Can you believe it? Its Diabetes Blog Week again already! I knew it was coming and then I opened up my computer and BAM!!! Its here!! This year there will only be 5 posts so I had better get started…
Why am I here? That’s simple and complex. For me, blogging began as therapy. It has been a way for me to share my life, my experiences, my highs, and my lows (literally). It has been a way for me to share my opinions and my thoughts.
The funny thing is that as I began sharing, people became interested. Parents began to message me and tell me that they they were going through the same thing. They told me that my ramblings made them feel less alone.
Because of this, over the years my why has changed a little. I no longer write just for me. I now also write to show others that they aren’t alone in their trials. I hope that I can share the serious nature of the disease mixed with the quirky and funny side of this life. I hope to make some people think and others to simply say “YES! She gets it!”
What is the most important diabetes awareness message to you? For me there are two messages. For the parents and people living with diabetes the message is that you can do this!I want them to know that even after their darkest days, there will one day be light. You have options. You have knowledge. You can use it. You can ask for help. You can turn to others and you will get through. Together, we will make it. I promise.

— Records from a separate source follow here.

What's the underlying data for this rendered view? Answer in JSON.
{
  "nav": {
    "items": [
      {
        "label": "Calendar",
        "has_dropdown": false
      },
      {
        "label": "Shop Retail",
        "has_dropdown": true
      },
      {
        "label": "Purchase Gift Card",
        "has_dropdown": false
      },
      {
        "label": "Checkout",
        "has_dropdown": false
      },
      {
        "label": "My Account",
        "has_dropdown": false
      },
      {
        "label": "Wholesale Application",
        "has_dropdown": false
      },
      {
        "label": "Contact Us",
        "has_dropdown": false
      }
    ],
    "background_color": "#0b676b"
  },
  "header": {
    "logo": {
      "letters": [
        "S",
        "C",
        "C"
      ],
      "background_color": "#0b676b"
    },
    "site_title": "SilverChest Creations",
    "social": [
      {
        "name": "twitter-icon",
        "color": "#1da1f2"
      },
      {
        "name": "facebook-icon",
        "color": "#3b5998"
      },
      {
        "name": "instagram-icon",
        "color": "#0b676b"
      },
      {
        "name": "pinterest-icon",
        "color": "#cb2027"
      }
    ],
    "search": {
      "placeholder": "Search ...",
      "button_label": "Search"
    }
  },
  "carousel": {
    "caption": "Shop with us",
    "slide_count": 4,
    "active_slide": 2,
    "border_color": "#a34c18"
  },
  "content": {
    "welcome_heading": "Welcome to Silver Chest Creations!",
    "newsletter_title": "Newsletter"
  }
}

For those who don’t live with diabetes, the awareness message that I want them to receive is that diabetes is serious and deadly. It is not a one size fits all. It is not as simple as take an aspirin and call me in the morning. Diabetes takes a lot of work. Diabetes takes no breaks. People who monitor their diabetes care are not obsessed, they must do these tasks to stay alive and healthy. Not monitoring your health can cause very serious problems down the road.
Why is that message important for you, and what are you trying to accomplish by sharing it on your blog? It is important to me for people with diabetes to know that they can do this because my son lives with this disease. He is now a young man finding his way. I want him (and other people’s children) to feel confident in speaking out about what their needs are. I want them open to learning and growing. I want them to understand that there is a community that is there for them to help along the way.
I want people without diabetes to understand how serious diabetes is because it almost killed my son. It has killed friends and friends’ children. It is a deadly foe not to be taken lightly. Too many people do not realize that and it costs unnecessary lives. That needs to change.